The political turmoil agitating Washington has created a tense environment. Gun control advocates have been around for a long time, but they’ve been emboldened by the recent mass shooting disasters. Republican Rep. Thomas Massie warned this week that the House is planning to sneak gun control measures into a bill that purports to help gun owners.
“The Concealed Carry Reciprocity Act would require each state to recognize concealed carry permits from every other state… Residents of states that don’t require permits to carry a concealed weapon would be able to carry their weapons in other states that allow concealed carry, as long as they abide by local laws,” USA Today notes.
“The concealed carry bill is expected to be combined… with another measure to boost authorities’ reporting to the National Instant Criminal Background Check System, NICS. The bill, called ‘Fix NICS,’ is less controversial and came as a response to the Texas shooting…”
Massie is concerned over the implications of an expanded database. The Second Amendment gives us the right to legally carry firearms. Liberals can’t openly ban guns, so they’re trying to craftily destroy the amendment with legislation.
Massie warned on Facebook: “[“Fix-NICS”] encourages administrative agencies, not the courts, to submit more names to a national database that will determine whether you can or can’t obtain a firearm… Only a state court, a federal (article III) court, or a military court, should ever be able to suspend your rights for any significant period of time.”
Democrats want to create obstacles to gun ownership. The House reciprocity bill is actually a good idea. Or at least it was until liberals loaded the legislation with covert anti-gun measures. Massie’s warning might have come too late.
“If our House leadership insists on bringing the flawed fix-NICS bill to the floor, they shouldn’t play games. We should vote separately on HR 38, the Concealed Carry Reciprocity Bill, and HR 4477, the fix-NICS bill. And we should be given enough time to amend the fix-NICS bill, because it needs to be fixed, if not axed,” said Massie.
It’s thought that House Republicans are agreeing to the gun control legislation because they’re eager to pass the reciprocity bill. Democrats won’t budge on anything unless they get something they want in return. Still, Massie believes that the proposed legislation is a step too far.
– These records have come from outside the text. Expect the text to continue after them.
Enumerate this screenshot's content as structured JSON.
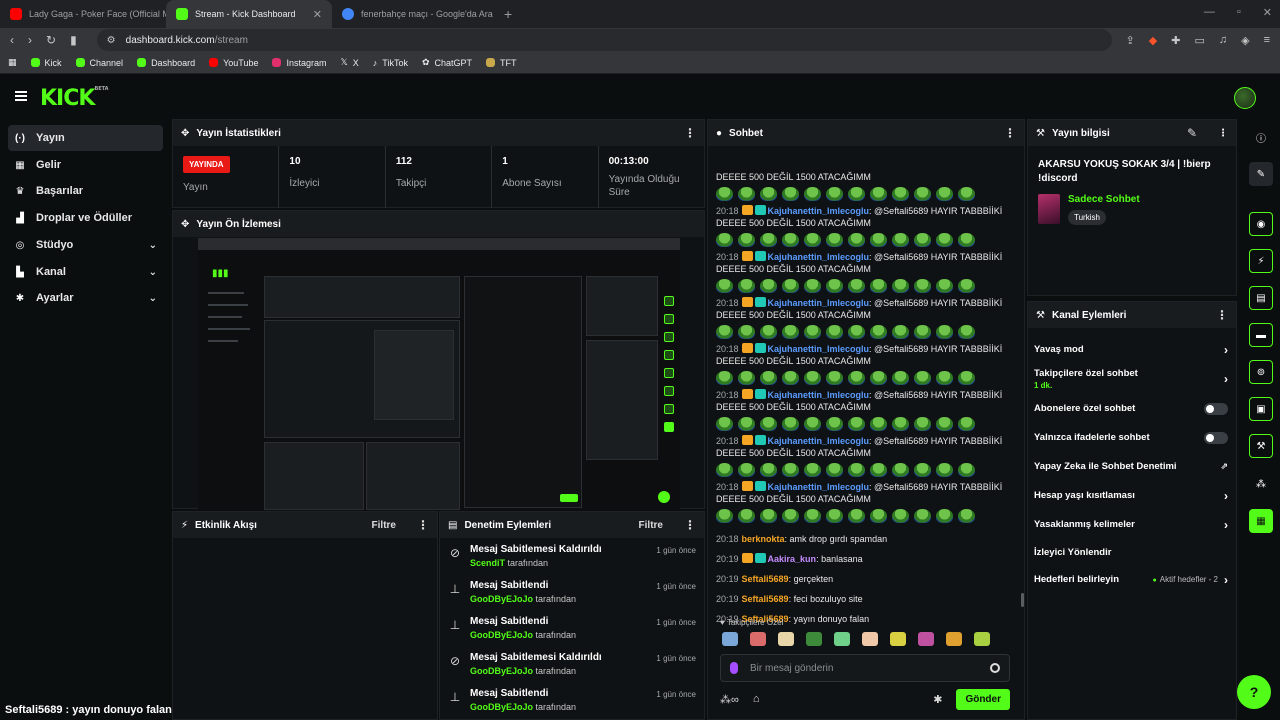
{
  "browser": {
    "tabs": [
      {
        "title": "Lady Gaga - Poker Face (Official M",
        "favicon_color": "#ff0000",
        "active": false
      },
      {
        "title": "Stream - Kick Dashboard",
        "favicon_color": "#53fc18",
        "active": true
      },
      {
        "title": "fenerbahçe maçı - Google'da Ara",
        "favicon_color": "#4285f4",
        "active": false
      }
    ],
    "url_host": "dashboard.kick.com",
    "url_path": "/stream",
    "bookmarks": [
      {
        "label": "Kick",
        "color": "#53fc18"
      },
      {
        "label": "Channel",
        "color": "#53fc18"
      },
      {
        "label": "Dashboard",
        "color": "#53fc18"
      },
      {
        "label": "YouTube",
        "color": "#ff0000"
      },
      {
        "label": "Instagram",
        "color": "#e1306c"
      },
      {
        "label": "X",
        "color": "#ffffff"
      },
      {
        "label": "TikTok",
        "color": "#ffffff"
      },
      {
        "label": "ChatGPT",
        "color": "#cccccc"
      },
      {
        "label": "TFT",
        "color": "#c8a84b"
      }
    ]
  },
  "brand": {
    "logo": "KICK",
    "beta": "BETA",
    "accent": "#53fc18"
  },
  "nav": {
    "items": [
      {
        "label": "Yayın",
        "icon": "broadcast-icon",
        "glyph": "(·)",
        "active": true,
        "chevron": false
      },
      {
        "label": "Gelir",
        "icon": "revenue-icon",
        "glyph": "▦",
        "active": false,
        "chevron": false
      },
      {
        "label": "Başarılar",
        "icon": "trophy-icon",
        "glyph": "♛",
        "active": false,
        "chevron": false
      },
      {
        "label": "Droplar ve Ödüller",
        "icon": "gift-icon",
        "glyph": "▟",
        "active": false,
        "chevron": false
      },
      {
        "label": "Stüdyo",
        "icon": "studio-icon",
        "glyph": "◎",
        "active": false,
        "chevron": true
      },
      {
        "label": "Kanal",
        "icon": "channel-icon",
        "glyph": "▙",
        "active": false,
        "chevron": true
      },
      {
        "label": "Ayarlar",
        "icon": "settings-icon",
        "glyph": "✱",
        "active": false,
        "chevron": true
      }
    ]
  },
  "bottom_chat": "Seftali5689 : yayın donuyo falan",
  "stats": {
    "title": "Yayın İstatistikleri",
    "live_badge": "YAYINDA",
    "live_label": "Yayın",
    "items": [
      {
        "value": "10",
        "label": "İzleyici"
      },
      {
        "value": "112",
        "label": "Takipçi"
      },
      {
        "value": "1",
        "label": "Abone Sayısı"
      },
      {
        "value": "00:13:00",
        "label": "Yayında Olduğu Süre"
      }
    ]
  },
  "preview": {
    "title": "Yayın Ön İzlemesi"
  },
  "activity": {
    "title": "Etkinlik Akışı",
    "filter": "Filtre"
  },
  "moderation": {
    "title": "Denetim Eylemleri",
    "filter": "Filtre",
    "by_suffix": "tarafından",
    "items": [
      {
        "action": "Mesaj Sabitlemesi Kaldırıldı",
        "user": "ScendiT",
        "time": "1 gün önce",
        "icon": "unpin-icon"
      },
      {
        "action": "Mesaj Sabitlendi",
        "user": "GooDByEJoJo",
        "time": "1 gün önce",
        "icon": "pin-icon"
      },
      {
        "action": "Mesaj Sabitlendi",
        "user": "GooDByEJoJo",
        "time": "1 gün önce",
        "icon": "pin-icon"
      },
      {
        "action": "Mesaj Sabitlemesi Kaldırıldı",
        "user": "GooDByEJoJo",
        "time": "1 gün önce",
        "icon": "unpin-icon"
      },
      {
        "action": "Mesaj Sabitlendi",
        "user": "GooDByEJoJo",
        "time": "1 gün önce",
        "icon": "pin-icon"
      }
    ]
  },
  "chat": {
    "title": "Sohbet",
    "spam_text": "DEEEE 500 DEĞİL 1500 ATACAĞIMM",
    "spam_user": "Kajuhanettin_lmlecoglu",
    "spam_time": "20:18",
    "spam_msg": ": @Seftali5689 HAYIR TABBBİİKİ",
    "messages": [
      {
        "time": "20:18",
        "user": "berknokta",
        "color": "#f5a524",
        "text": ": amk drop gırdı spamdan",
        "badges": []
      },
      {
        "time": "20:19",
        "user": "Aakira_kun",
        "color": "#c58bff",
        "text": ": banlasana",
        "badges": [
          "crown",
          "sub"
        ]
      },
      {
        "time": "20:19",
        "user": "Seftali5689",
        "color": "#f5a524",
        "text": ": gerçekten",
        "badges": []
      },
      {
        "time": "20:19",
        "user": "Seftali5689",
        "color": "#f5a524",
        "text": ": feci bozuluyo site",
        "badges": []
      },
      {
        "time": "20:19",
        "user": "Seftali5689",
        "color": "#f5a524",
        "text": ": yayın donuyo falan",
        "badges": []
      }
    ],
    "followers_label": "♥ Takipçilere Özel",
    "input_placeholder": "Bir mesaj gönderin",
    "send_label": "Gönder"
  },
  "stream_info": {
    "title": "Yayın bilgisi",
    "stream_title": "AKARSU YOKUŞ SOKAK 3/4 | !bierp !discord",
    "category": "Sadece Sohbet",
    "language": "Turkish"
  },
  "channel_actions": {
    "title": "Kanal Eylemleri",
    "items": [
      {
        "label": "Yavaş mod",
        "control": "chevron"
      },
      {
        "label": "Takipçilere özel sohbet",
        "sub": "1 dk.",
        "control": "chevron"
      },
      {
        "label": "Abonelere özel sohbet",
        "control": "toggle"
      },
      {
        "label": "Yalnızca ifadelerle sohbet",
        "control": "toggle"
      },
      {
        "label": "Yapay Zeka ile Sohbet Denetimi",
        "control": "external"
      },
      {
        "label": "Hesap yaşı kısıtlaması",
        "control": "chevron"
      },
      {
        "label": "Yasaklanmış kelimeler",
        "control": "chevron"
      },
      {
        "label": "İzleyici Yönlendir",
        "control": "none"
      },
      {
        "label": "Hedefleri belirleyin",
        "badge": "Aktif hedefler - 2",
        "control": "chevron"
      }
    ]
  }
}
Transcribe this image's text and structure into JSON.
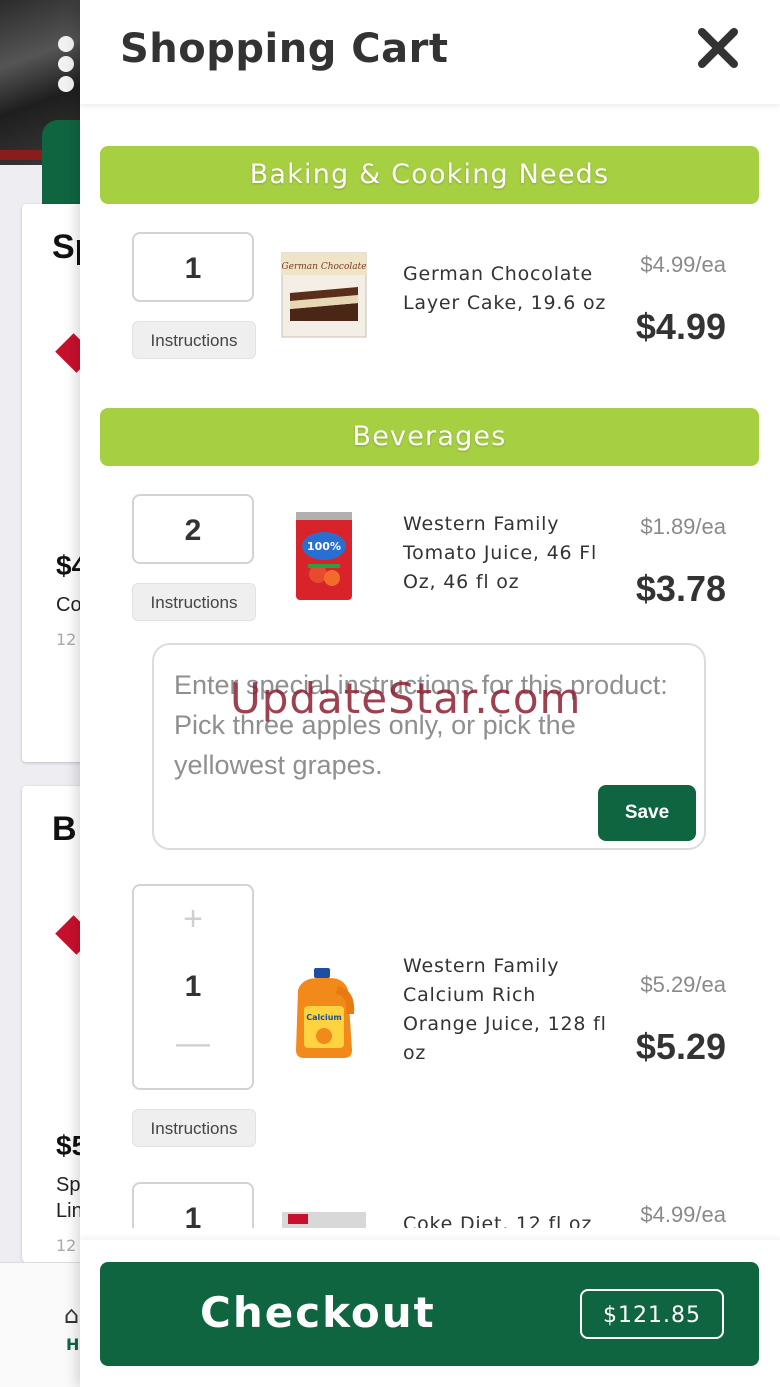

He “believes it is a foolish attempt to gain the support of Senators like Dianne Feinstein (D-CA) and Chuck Schumer (D-NY), who will not support national reciprocity legislation ‘even if it contains the fix-NICS legislation they support for expanding the background check database.”
2017 has been a volatile year politically. President Trump’s election heralded the beginning of a new political era. America is still at war in the Middle East, North Korea is becoming more worrisome every day, and the Russia investigation stopped the Trump administration’s stride before it could get going. Gun control may seem like a less important issue, but it goes to the heart of what it means to be American. The liberals’ distaste for firearms should be used as justification to ignore the Second Amendment.
“We have good bipartisan support for that,” Senate Majority Whip Sen. John Cornyn, lead sponsor of both the concealed carry and Fix NICS Senate bills, said of the bill.
“It’s really important and it will save lives, but if we start trying to add other things to it, then I think we risk not doing anything which has sort of been the fate of a lot of the legislation we’ve tried in the past. So, I’d like to do the fix NICS and then we can move on from there.”